Source material Block Start

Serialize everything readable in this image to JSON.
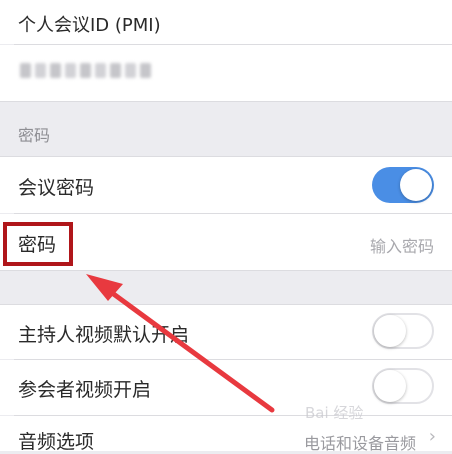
{
  "pmi": {
    "label": "个人会议ID (PMI)"
  },
  "password_section": {
    "title": "密码",
    "meeting_password_label": "会议密码",
    "meeting_password_on": true,
    "password_label": "密码",
    "password_placeholder": "输入密码"
  },
  "video": {
    "host_video_label": "主持人视频默认开启",
    "host_video_on": false,
    "participant_video_label": "参会者视频开启",
    "participant_video_on": false
  },
  "audio": {
    "label": "音频选项",
    "value": "电话和设备音频"
  },
  "watermark": {
    "text": "Bai 经验"
  },
  "colors": {
    "toggle_on": "#4a8ee5",
    "highlight_box": "#b0161a",
    "arrow": "#e8393f"
  }
}
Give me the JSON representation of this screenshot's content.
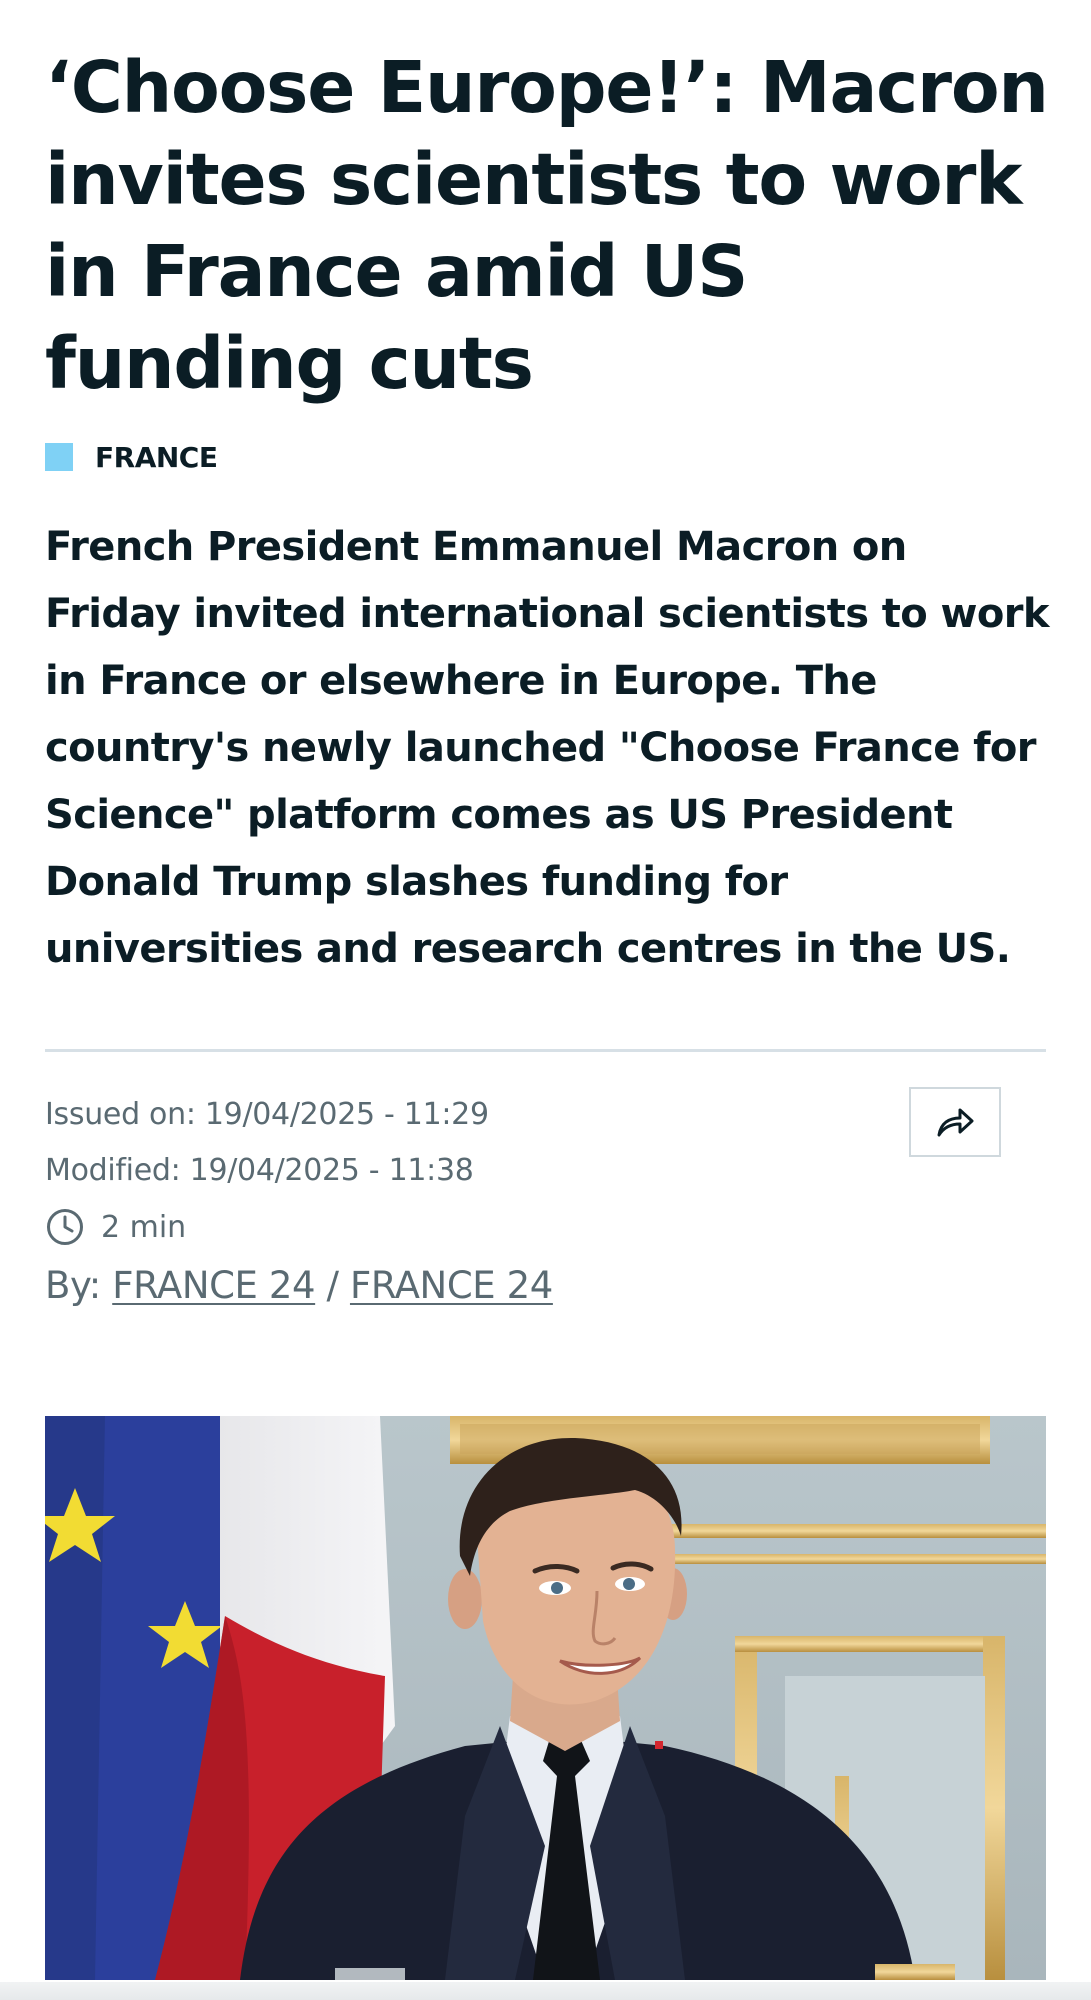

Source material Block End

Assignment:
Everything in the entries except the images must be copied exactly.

Answer section:
Serialize everything readable in this image to JSON.
{
  "pmi": {
    "label": "个人会议ID (PMI)"
  },
  "password_section": {
    "title": "密码",
    "meeting_password_label": "会议密码",
    "meeting_password_on": true,
    "password_label": "密码",
    "password_placeholder": "输入密码"
  },
  "video": {
    "host_video_label": "主持人视频默认开启",
    "host_video_on": false,
    "participant_video_label": "参会者视频开启",
    "participant_video_on": false
  },
  "audio": {
    "label": "音频选项",
    "value": "电话和设备音频"
  },
  "watermark": {
    "text": "Bai 经验"
  },
  "colors": {
    "toggle_on": "#4a8ee5",
    "highlight_box": "#b0161a",
    "arrow": "#e8393f"
  }
}
Give me the JSON representation of this screenshot's content.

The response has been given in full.